May 5, 2020, Dharma Talk, Bill Cooper, Bellevue WA
In Stephen and Martine Batchelor’s new book there is this quote by Dahui:
“The one who can recognize dim and dull is definitely not dim and dull.” What do you think about this? Even better, can you just see the point?
Here we have Buddhism, or at least Zen, in its completeness. We are encouraged not to get lost in self judgement, or any thought, dim or dull, but to come back to the practice of mindfulness, being aware.
Aware of what? One could answer the present moment. OK, and how do we do this? Mindfulness is linked to states of recollection and remembering, but not necessarily of past events. I believe this teaching encourages us to remember the present moment, to recall our practice of mindfulness, and to do it in the present.
This is not my teaching, or interpretation. It’s stated throughout Buddhist texts, oftentimes as, seeing, hearing, smelling, tasting, touching and thinking. In contemporary teachers I find it in writings of Ajahn Sumedho, most recently in his book “Don’t Take Your Life Personally.” Here is some of what he has to say:
I encourage you therefore to trust in the awareness of the present and to carry it through by really working at it, by really questioning. When you start thinking about yourself…notice that it is a mental state you are creating and then notice simply that it is ‘like this.’
It isn’t a question of denying those things [our thoughts] but you will no longer identify or attach to them; you will rather recognize that it is ‘like this.’ 

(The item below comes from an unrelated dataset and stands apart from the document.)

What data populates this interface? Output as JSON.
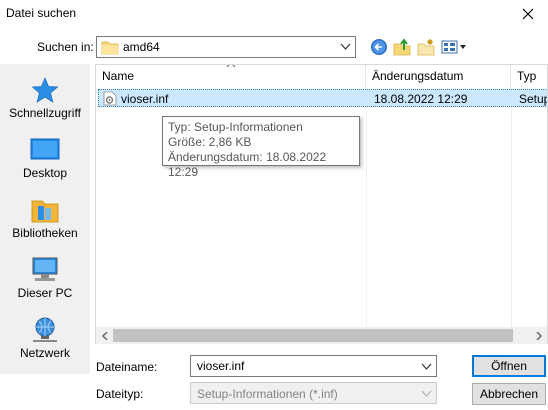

(I have to qualify this last sentence. We may occasionally recognize or be able to see that it is ‘like this,’ but it won’t become a permanent mental state– that would in fact violate the Buddhist teaching of impermanence.)
So, please don’t look for a big experience in your practice or something confirming how wonderful or enlightened you are. Those are daydreams. Mindfulness is the practice of remembering to be aware of what’s in front of us, and fortunately, it’s ordinary and always here. It’s like this.

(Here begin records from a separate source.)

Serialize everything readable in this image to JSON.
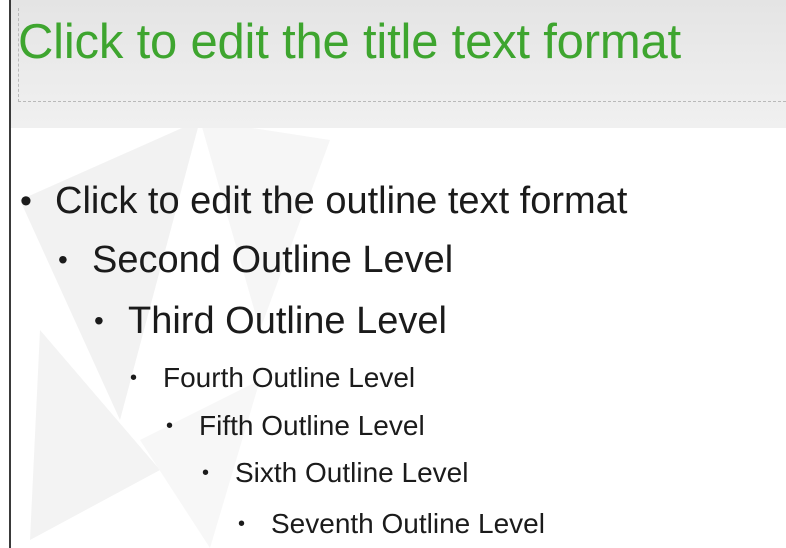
{
  "title": {
    "text": "Click to edit the title text format",
    "color": "#3ea52f"
  },
  "outline": {
    "bullet_char": "•",
    "levels": [
      "Click to edit the outline text format",
      "Second Outline Level",
      "Third Outline Level",
      "Fourth Outline Level",
      "Fifth Outline Level",
      "Sixth Outline Level",
      "Seventh Outline Level"
    ]
  }
}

 What is This?, Batchelor, Martine and Stephen, Tuwhiri, May, 2019, p. 108.
 Don’t Take Your Life Personally, Sumedho, Ajahn, Buddhist Publishing Group, 2010, p. 88.